‘The paintings function in the present tense,’ Matthew Krishanu explains, guiding me around his studio in London. We are speaking ahead of his exhibition, ‘The Bough Breaks’, at Camden Art Centre in London, and another solo show later this year at Tanya Leighton in Los Angeles. Krishanu’s figurative paintings explore the emotional states, memories, art histories, and legacies of past colonialism and empire, but still, Krishanu is engaging with the current moment. Recurring figures appear in his scenes, delicately balanced on colossal banyan tree branches in Banyan (Boy) (2023) and emerging from large-scale structures in Sculpture Park (Two Boys) (2023). In ‘The Bough Breaks,’ colonial legacies are fractured, resulting in a new narrative.

Using a broad set of references, ranging from Rembrandt to Roman fresco painting in Pompeii, Krishanu works across a variety of canvas scales. But his upbringing in Bangladesh with a West Bengali mother and White British father is at the foundation of his practice, which engages with the body as a framework to underpin humanity’s cultural, political traumas, such as subjugated and exploited bodies erased from Western – particularly religious – traditions of painting. ‘Both my parents worked for missionary organizations,’ he tells me, gesturing toward a religious scene of a priest conducting a service at an altar (Blessing, 2024). In Tree Climbing (Two Boys) (2021), the artist and his brother are portrayed seated on the cascading branches of a banyan tree, a symbol of eternal life in Indian culture. ‘My parents met because of the history of the British Empire in India,’ he notes. Krishanu’s paintings are a testament to the complexities of the postcolonial experience. He uses a different approach for each series, always employing a new logic of surface, scale, composition, and conversation.

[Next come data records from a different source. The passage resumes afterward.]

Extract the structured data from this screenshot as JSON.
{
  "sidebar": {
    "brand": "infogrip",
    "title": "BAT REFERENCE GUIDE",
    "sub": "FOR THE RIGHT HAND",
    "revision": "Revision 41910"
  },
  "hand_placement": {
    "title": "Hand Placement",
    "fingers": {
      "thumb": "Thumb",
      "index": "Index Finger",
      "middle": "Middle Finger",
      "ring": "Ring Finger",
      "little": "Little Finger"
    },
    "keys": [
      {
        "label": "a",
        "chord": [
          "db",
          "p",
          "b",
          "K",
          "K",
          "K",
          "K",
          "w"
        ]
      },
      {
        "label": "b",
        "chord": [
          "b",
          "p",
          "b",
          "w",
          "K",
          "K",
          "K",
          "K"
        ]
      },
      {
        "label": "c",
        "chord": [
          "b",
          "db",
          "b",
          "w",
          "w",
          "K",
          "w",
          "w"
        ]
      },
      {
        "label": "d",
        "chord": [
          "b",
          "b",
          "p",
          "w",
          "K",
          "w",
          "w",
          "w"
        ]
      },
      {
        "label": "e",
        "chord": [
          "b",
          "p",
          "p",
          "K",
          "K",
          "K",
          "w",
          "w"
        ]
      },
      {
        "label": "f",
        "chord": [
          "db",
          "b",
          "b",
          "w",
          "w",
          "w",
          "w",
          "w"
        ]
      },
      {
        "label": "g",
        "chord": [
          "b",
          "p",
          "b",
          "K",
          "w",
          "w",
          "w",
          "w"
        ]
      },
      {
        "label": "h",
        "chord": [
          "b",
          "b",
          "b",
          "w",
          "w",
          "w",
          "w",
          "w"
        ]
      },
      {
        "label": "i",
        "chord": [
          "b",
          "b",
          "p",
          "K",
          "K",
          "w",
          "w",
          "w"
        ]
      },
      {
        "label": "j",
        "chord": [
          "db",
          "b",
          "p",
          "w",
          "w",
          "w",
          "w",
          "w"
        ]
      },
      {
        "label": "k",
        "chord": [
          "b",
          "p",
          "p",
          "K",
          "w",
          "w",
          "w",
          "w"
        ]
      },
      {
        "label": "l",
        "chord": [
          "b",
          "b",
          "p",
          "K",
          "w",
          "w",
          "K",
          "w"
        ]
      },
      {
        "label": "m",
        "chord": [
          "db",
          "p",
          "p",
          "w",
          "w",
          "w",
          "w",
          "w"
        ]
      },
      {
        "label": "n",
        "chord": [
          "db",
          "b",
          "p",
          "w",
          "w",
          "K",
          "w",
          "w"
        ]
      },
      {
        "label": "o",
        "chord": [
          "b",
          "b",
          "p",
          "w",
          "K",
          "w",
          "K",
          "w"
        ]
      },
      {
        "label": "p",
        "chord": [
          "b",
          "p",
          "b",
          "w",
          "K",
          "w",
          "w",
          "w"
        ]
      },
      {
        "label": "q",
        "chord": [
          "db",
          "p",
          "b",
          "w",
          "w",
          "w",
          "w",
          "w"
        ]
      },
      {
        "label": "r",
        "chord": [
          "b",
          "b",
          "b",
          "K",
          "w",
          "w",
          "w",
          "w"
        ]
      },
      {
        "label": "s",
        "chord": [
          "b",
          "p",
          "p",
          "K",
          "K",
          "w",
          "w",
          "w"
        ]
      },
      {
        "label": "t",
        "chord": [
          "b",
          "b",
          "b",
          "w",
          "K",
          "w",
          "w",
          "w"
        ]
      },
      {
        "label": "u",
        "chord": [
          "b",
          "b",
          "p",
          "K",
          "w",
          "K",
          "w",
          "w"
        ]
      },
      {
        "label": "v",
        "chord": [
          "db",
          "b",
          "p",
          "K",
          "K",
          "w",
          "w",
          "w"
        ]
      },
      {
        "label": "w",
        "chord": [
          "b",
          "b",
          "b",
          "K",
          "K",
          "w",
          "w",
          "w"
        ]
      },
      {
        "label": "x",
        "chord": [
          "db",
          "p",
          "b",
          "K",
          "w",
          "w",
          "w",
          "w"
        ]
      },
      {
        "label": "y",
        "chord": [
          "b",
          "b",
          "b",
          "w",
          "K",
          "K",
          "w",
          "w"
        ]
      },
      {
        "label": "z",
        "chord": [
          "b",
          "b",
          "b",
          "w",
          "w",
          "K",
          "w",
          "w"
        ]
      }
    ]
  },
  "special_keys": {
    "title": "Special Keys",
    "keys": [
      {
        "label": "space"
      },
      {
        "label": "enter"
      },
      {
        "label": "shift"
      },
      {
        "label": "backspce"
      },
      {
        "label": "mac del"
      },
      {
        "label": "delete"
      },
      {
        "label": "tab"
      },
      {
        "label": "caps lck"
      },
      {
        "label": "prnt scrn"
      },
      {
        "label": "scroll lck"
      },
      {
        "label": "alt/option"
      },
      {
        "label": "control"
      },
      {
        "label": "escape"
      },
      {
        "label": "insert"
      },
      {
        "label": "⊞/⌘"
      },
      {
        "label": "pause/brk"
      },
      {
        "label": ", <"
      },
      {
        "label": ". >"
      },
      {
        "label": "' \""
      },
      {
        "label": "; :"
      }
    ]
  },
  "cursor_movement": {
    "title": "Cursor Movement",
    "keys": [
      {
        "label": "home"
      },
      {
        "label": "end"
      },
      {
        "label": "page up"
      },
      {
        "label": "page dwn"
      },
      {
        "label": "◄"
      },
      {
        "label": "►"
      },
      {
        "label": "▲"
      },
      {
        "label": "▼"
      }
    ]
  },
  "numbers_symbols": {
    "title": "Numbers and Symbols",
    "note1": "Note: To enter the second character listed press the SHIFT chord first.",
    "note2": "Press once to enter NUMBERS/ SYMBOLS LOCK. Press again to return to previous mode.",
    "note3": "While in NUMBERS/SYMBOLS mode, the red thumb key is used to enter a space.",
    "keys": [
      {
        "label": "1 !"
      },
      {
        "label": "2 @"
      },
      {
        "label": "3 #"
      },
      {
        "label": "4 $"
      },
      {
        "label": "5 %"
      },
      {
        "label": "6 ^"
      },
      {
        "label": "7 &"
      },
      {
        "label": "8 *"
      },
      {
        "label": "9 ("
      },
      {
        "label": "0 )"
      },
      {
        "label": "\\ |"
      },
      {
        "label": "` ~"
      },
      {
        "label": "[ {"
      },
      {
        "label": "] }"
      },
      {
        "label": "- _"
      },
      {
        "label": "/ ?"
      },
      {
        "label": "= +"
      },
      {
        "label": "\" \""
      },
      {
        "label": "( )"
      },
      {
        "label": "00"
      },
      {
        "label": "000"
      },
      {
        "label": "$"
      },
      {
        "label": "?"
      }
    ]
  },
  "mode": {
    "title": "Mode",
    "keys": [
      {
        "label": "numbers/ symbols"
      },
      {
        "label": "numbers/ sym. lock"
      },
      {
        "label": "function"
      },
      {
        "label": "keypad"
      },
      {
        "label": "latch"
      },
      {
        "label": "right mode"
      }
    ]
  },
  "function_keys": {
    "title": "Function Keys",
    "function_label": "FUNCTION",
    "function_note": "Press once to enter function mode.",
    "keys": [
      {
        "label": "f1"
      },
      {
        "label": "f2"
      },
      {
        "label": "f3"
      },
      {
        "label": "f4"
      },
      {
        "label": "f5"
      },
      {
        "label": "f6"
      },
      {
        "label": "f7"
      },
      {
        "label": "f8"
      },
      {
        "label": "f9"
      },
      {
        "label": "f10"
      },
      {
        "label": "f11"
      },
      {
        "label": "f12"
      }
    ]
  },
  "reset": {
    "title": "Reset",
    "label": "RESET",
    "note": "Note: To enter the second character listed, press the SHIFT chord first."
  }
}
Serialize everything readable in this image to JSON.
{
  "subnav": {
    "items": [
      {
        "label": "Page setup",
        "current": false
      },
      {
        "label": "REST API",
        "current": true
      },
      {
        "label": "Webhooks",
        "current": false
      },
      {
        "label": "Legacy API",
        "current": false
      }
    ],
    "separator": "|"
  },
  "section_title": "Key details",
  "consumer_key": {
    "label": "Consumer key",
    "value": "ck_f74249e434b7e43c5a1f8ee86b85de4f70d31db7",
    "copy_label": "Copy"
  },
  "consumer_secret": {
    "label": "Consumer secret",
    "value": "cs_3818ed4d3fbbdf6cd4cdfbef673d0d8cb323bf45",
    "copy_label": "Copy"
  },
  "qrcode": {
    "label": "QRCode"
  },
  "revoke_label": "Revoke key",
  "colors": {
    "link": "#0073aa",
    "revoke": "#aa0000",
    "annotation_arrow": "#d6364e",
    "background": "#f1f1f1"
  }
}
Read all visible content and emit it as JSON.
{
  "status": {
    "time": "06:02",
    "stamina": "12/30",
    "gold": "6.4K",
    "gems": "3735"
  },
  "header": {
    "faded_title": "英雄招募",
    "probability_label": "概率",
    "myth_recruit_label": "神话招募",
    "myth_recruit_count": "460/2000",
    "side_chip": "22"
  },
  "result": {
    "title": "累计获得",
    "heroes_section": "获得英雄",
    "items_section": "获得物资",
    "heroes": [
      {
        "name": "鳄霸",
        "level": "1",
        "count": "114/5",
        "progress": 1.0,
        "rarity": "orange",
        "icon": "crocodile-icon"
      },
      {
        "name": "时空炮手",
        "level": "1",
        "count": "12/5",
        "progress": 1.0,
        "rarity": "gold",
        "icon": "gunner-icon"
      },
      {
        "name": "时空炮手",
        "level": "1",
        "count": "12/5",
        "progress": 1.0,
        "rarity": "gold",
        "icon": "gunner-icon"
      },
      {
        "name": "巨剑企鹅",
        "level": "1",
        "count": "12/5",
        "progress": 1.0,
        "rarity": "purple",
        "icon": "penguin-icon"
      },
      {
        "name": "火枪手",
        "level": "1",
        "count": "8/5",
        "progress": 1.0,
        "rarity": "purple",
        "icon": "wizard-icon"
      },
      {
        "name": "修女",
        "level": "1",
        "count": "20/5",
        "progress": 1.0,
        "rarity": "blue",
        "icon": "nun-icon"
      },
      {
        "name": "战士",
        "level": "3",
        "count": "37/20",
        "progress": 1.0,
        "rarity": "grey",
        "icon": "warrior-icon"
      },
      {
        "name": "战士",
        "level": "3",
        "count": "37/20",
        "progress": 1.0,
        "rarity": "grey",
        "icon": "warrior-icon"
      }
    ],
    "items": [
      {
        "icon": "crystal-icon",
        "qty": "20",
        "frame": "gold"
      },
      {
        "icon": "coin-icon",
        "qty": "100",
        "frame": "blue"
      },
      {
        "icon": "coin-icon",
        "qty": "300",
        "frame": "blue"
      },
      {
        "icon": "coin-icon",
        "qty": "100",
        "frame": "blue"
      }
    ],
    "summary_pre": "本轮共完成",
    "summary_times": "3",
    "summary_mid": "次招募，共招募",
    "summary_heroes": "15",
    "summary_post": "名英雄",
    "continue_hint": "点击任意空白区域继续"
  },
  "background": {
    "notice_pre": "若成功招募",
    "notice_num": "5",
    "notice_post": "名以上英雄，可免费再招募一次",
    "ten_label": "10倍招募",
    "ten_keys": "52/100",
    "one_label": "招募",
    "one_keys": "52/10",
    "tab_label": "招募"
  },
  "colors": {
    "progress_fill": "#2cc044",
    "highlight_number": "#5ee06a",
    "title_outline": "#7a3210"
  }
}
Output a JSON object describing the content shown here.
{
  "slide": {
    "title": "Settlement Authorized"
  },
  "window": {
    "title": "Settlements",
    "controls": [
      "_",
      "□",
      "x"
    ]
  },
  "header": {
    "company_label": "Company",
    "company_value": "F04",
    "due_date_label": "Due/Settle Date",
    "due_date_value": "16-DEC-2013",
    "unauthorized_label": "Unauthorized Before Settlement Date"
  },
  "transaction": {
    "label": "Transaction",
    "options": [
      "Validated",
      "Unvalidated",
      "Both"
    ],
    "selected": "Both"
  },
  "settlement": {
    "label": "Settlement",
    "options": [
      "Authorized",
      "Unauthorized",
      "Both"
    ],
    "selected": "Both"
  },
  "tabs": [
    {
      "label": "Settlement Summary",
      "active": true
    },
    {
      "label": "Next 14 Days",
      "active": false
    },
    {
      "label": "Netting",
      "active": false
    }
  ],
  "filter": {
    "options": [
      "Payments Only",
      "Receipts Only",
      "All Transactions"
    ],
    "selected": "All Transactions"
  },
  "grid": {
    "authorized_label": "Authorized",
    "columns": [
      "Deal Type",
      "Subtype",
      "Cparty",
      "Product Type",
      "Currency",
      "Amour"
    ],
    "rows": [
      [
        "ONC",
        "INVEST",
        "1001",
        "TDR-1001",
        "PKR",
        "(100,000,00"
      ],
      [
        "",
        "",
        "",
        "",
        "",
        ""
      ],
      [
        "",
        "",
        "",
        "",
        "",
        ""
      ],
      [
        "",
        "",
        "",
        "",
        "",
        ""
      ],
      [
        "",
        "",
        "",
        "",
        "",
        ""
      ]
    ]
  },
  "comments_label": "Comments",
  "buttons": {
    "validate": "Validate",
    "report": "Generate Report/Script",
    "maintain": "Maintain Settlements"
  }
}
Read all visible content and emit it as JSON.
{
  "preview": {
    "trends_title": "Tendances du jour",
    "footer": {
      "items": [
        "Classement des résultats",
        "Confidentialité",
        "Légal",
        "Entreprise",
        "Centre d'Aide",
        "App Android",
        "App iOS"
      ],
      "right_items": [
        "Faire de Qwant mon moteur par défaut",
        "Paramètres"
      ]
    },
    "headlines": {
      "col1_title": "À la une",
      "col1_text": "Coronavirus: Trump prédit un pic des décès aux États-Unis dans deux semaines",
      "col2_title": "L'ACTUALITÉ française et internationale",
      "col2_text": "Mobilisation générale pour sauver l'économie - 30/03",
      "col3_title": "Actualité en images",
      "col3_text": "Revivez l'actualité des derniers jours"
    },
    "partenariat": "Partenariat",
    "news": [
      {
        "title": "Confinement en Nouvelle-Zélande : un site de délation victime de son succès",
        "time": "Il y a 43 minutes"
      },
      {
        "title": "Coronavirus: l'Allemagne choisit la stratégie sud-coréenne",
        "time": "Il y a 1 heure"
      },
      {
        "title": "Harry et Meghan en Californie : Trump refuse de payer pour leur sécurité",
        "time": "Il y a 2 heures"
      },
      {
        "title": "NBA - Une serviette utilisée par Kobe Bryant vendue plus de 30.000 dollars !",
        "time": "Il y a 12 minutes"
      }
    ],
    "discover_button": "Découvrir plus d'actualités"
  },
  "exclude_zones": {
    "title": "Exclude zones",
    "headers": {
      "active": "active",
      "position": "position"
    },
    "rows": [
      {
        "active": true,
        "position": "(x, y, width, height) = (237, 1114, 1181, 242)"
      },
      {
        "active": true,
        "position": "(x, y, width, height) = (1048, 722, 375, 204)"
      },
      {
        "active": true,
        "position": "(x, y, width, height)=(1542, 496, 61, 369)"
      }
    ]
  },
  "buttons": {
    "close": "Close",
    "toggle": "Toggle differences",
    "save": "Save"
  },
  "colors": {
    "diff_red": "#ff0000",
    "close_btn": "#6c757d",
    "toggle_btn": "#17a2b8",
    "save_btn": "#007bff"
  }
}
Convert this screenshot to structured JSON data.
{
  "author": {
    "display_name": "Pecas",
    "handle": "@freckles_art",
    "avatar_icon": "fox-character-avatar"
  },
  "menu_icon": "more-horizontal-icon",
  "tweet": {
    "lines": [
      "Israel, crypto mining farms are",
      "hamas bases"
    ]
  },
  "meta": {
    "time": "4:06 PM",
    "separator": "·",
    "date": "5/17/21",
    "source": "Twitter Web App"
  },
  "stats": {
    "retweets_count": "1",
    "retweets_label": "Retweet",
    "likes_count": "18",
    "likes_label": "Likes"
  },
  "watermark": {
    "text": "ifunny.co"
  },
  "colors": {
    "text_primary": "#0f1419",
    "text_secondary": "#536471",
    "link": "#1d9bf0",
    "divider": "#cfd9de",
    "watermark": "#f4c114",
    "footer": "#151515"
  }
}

In Preaching (2018) and Procession of Priests (2020), figures are rendered in simple, flat forms, depicted with glazed facial expressions. Here, in a challenge to the traditional power dynamics found in European Christian art – and, by extension, an attempt to explore ongoing global issues of inequality – the majority of the worshippers are Brown rather than White in Krishanu’s canvases. The paintings bridge the past into the viewer's present, blurring the boundaries of time. ‘It’s that old adage,’ says the artist, ‘that the personal is political.’

Credits and Captions

Matthew Krishanu is represented by Tanya Leighton (Berlin, Los Angeles), Niru Ratnam (London), and Jhaveri Contemporary (Mumbai). ‘The Bough Breaks’ runs from April 26 to June 23, 2024, at Camden Art Centre, London.

Sofia Hallström is a writer and artist based in London.

Caption for top image: Matthew Krishanu in his studio. Photograph by David Levene. Courtesy of the artist and Tanya Leighton.

Published on April 26, 2024.